Lesson Topic: Lyddie Chapter 14
Teaching Date: 5/10 Monday 10:15--11
Planning Date: 3/23/10
Big Ideas: Industry affects some people in a very real and personal way.
Inquiry Questions: How does the factory life affect Lyddie mentally?
In what ways has Lyddie's hopes changed during her time working for the factory?

Knowledge Outcomes: Students will know what happens in the story:
  • Amelia is going to leave because she's tired of the factory life
  • Lyddie is considered Marsden's best worker, and is given a new Irish girl to (begrudgingly) train
  • Luke Stevens visits, with Ezekiel's loan repayment and bad/good news
  • Lyddie writes to her mother to see if she can now pay off the debt, and puts $1 in
  • She is later shocked that once she handed over all of her money to a stranger, and now can hardly give a dollar to her own mother

Skill Outcomes: Students will be able to transfer their social studies learning to the novel's description of immigrant populations in Lowell.
Students will know how to track character development (how Lyddie has changed over time)

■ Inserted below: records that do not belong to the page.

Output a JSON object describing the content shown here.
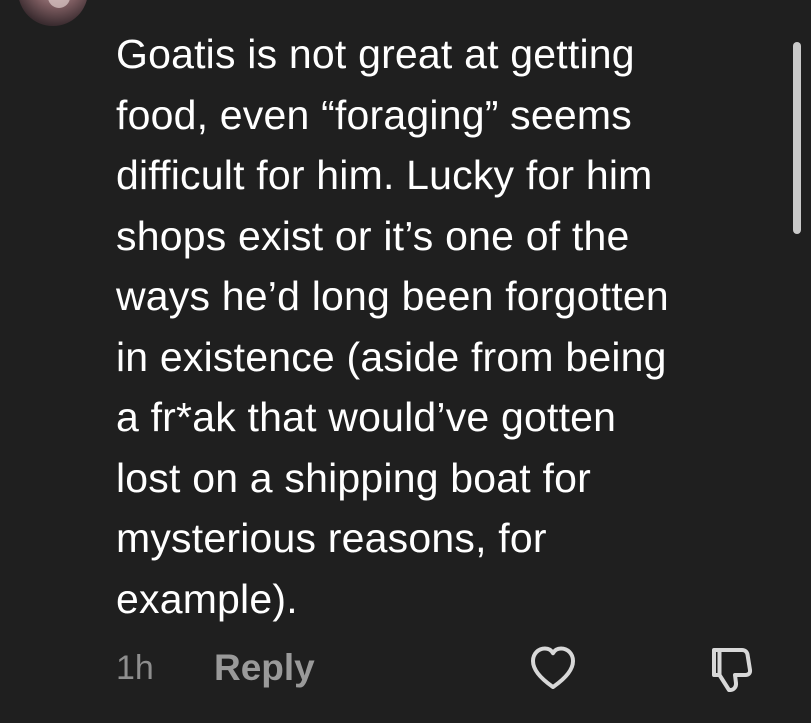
{
  "comment": {
    "lines": [
      "Goatis is not great at getting",
      "food, even “foraging” seems",
      "difficult for him. Lucky for him",
      "shops exist or it’s one of the",
      "ways he’d long been forgotten",
      "in existence (aside from being",
      "a fr*ak that would’ve gotten",
      "lost on a shipping boat for",
      "mysterious reasons, for",
      "example)."
    ],
    "timestamp": "1h",
    "reply_label": "Reply"
  },
  "icons": {
    "avatar": "user-avatar",
    "like": "heart-outline-icon",
    "dislike": "thumbs-down-outline-icon"
  },
  "colors": {
    "background": "#1f1f1f",
    "text": "#ffffff",
    "secondary_text": "#8e8e8e",
    "icon": "#d8d8d8"
  }
}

Evidence of Understanding: Students will answer one RRJ question, due Tuesday.
Rubric: Standard RRJ rubric
Sequence of the lesson
Transition: Students are coming from: Lashon
Hook: "What are some of the examples you came up with for others showing kindness to Lyddie?"
"What are some examples of Lyddie's attitude towards others?"
Take two responses for each question. Do you think she will want to help Brigid?

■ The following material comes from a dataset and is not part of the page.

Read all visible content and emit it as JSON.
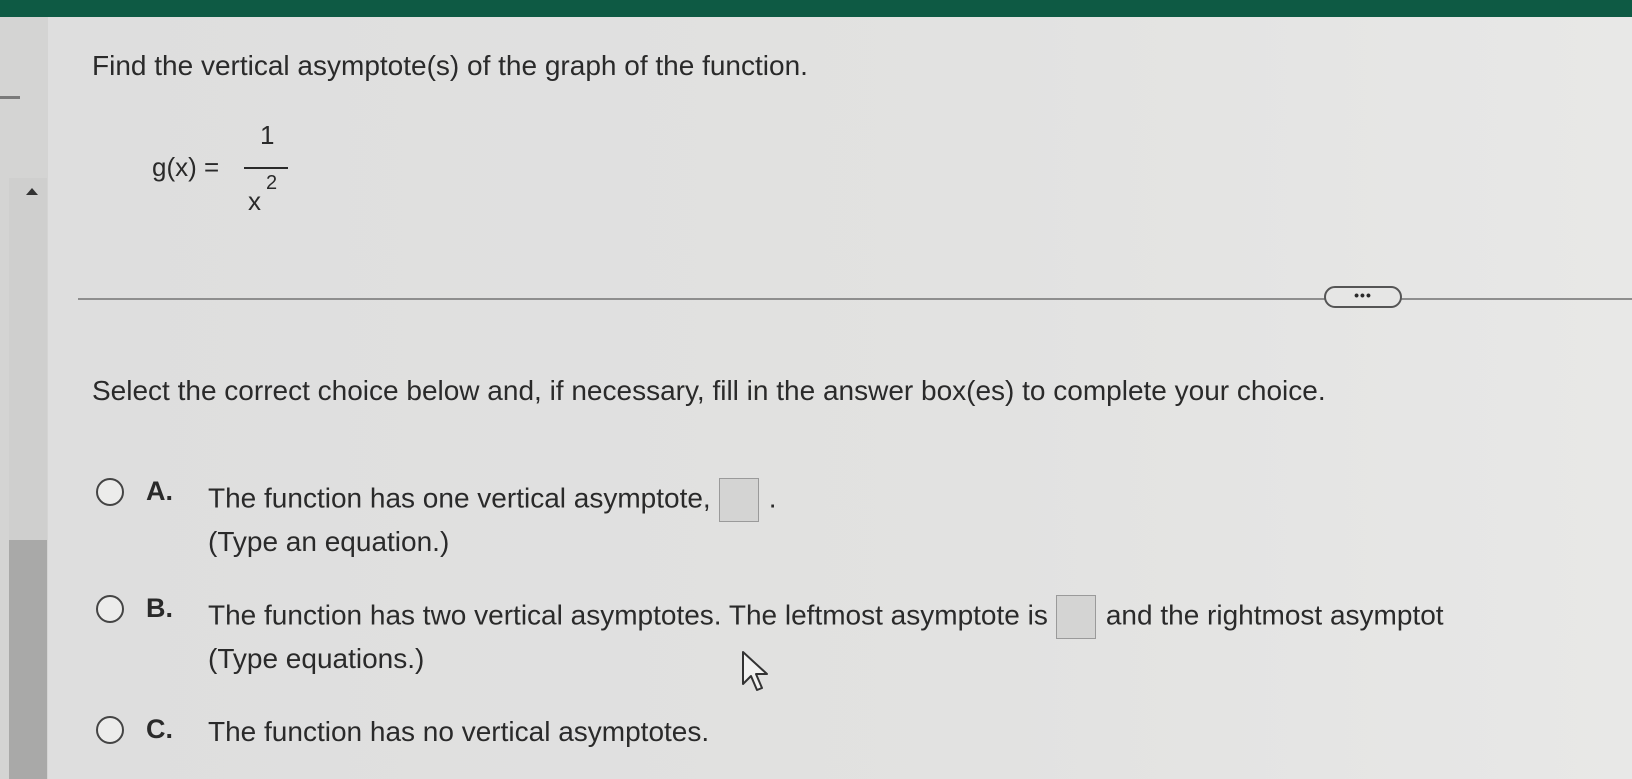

Activities: Students will read from the chapter. Each reader will sit in front of the class, and read, pausing for discussion questions. (I will direct the discussion if students aren't generating thoughtful questions and comments.)
Chapter 14
  • What does Lyddie think about having to show the ropes to the new girl? How does she go about this?
  • Why do you think Lyddie has such a hard time sending her mother money? Do you think she feels bad about giving so little? How might this gesture show how Lyddie has changed in her journey, and what her priorities are? What are her priorities? Why is she so thrilled about getting the money?
RRJ question: The economic pinch at the mills is well underway when Lyddie arrives, but changes begin in earnest after her first summer. list some of the signs of the corporations’ push for lower costs and greater profits. (due Tues.)

Sponge Activity: Students can start their RRJ work.
Wrap-Up: One person can view something as bad and unwanted, whereas another person can view it as good and necessary. Lyddie is looking out for herself, or is she selfish?"Looking out for oneself. Only looking out for oneself."
Classroom Environment:
Materials Needed:
Potential Pitfalls: